◆ PROMPT ◆
In the entries that follow, how many lines contain the word "username"? Answer with the number only.

◆ SOURCE RECORDS ◆
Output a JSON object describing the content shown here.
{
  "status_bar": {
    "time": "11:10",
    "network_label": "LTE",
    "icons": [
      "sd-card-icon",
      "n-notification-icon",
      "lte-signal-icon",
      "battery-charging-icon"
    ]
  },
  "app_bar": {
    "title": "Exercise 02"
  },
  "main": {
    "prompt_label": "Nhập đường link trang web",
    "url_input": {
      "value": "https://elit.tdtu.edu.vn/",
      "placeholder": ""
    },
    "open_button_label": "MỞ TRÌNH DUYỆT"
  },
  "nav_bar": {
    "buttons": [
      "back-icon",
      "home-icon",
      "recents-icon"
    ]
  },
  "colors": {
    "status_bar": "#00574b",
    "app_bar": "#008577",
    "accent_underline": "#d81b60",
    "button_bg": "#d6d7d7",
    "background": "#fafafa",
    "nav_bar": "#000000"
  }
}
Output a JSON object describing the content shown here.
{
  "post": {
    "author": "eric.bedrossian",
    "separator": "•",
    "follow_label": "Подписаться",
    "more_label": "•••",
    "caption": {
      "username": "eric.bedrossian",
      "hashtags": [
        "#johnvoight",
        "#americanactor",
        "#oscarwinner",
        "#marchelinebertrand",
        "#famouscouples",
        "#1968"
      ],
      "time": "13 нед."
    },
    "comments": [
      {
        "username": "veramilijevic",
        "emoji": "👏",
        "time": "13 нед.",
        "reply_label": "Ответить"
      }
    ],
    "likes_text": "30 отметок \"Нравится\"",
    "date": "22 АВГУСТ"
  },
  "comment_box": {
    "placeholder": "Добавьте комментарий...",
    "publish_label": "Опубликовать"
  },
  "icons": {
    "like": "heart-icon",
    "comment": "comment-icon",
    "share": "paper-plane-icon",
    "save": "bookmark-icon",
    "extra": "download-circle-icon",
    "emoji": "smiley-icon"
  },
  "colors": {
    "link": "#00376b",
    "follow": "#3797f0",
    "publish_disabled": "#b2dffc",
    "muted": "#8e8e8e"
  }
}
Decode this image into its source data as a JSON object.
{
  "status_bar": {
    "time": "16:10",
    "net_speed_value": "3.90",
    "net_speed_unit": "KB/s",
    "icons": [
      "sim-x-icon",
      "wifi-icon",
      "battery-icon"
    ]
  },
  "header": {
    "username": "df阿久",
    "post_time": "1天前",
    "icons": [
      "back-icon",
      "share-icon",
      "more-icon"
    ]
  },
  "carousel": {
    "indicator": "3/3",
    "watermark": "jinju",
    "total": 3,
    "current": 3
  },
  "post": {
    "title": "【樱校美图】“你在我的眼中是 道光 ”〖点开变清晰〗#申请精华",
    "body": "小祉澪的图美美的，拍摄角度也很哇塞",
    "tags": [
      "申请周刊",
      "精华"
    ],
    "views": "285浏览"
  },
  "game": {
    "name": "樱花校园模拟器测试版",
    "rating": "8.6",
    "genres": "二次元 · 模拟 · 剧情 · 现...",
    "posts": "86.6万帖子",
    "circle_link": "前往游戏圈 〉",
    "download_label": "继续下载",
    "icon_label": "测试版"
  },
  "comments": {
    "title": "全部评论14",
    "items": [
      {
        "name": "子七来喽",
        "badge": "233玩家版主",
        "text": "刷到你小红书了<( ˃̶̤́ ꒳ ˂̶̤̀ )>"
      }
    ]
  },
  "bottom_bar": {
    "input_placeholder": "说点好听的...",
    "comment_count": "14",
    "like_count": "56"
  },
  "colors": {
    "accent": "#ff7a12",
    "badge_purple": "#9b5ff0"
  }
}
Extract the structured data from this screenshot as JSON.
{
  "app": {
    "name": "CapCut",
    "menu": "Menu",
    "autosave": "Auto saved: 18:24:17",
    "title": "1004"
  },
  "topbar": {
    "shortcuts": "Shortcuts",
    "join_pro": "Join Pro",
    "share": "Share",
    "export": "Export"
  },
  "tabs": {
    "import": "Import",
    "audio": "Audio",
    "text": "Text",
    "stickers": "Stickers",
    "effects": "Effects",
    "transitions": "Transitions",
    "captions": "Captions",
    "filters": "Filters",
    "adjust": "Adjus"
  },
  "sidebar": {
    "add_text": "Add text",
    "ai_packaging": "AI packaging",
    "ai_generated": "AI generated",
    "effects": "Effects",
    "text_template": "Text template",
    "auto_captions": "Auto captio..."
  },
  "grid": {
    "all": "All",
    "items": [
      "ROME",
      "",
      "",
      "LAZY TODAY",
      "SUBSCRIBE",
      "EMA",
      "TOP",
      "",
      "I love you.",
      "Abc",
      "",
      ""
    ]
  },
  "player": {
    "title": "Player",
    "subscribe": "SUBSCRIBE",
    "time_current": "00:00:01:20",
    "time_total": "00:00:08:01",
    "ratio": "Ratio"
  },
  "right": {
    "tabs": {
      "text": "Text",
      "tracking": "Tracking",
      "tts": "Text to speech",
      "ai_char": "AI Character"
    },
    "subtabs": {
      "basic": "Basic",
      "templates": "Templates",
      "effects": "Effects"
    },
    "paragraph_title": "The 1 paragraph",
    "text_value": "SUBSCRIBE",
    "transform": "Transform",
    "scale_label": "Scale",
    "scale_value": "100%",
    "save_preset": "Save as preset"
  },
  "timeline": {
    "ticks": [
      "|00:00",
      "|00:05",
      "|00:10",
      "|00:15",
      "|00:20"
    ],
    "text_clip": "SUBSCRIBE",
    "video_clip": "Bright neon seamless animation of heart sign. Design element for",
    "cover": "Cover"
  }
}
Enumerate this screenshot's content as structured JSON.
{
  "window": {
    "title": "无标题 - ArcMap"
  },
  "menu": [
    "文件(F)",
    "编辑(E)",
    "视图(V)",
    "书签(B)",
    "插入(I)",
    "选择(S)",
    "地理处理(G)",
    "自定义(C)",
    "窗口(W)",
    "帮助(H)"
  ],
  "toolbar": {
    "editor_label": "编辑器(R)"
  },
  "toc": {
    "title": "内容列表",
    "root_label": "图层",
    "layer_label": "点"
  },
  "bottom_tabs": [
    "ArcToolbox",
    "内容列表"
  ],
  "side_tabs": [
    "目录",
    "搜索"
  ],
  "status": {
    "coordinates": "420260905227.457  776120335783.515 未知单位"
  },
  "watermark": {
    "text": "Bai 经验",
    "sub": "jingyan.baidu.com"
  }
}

◆ ANSWER AREA ◆
3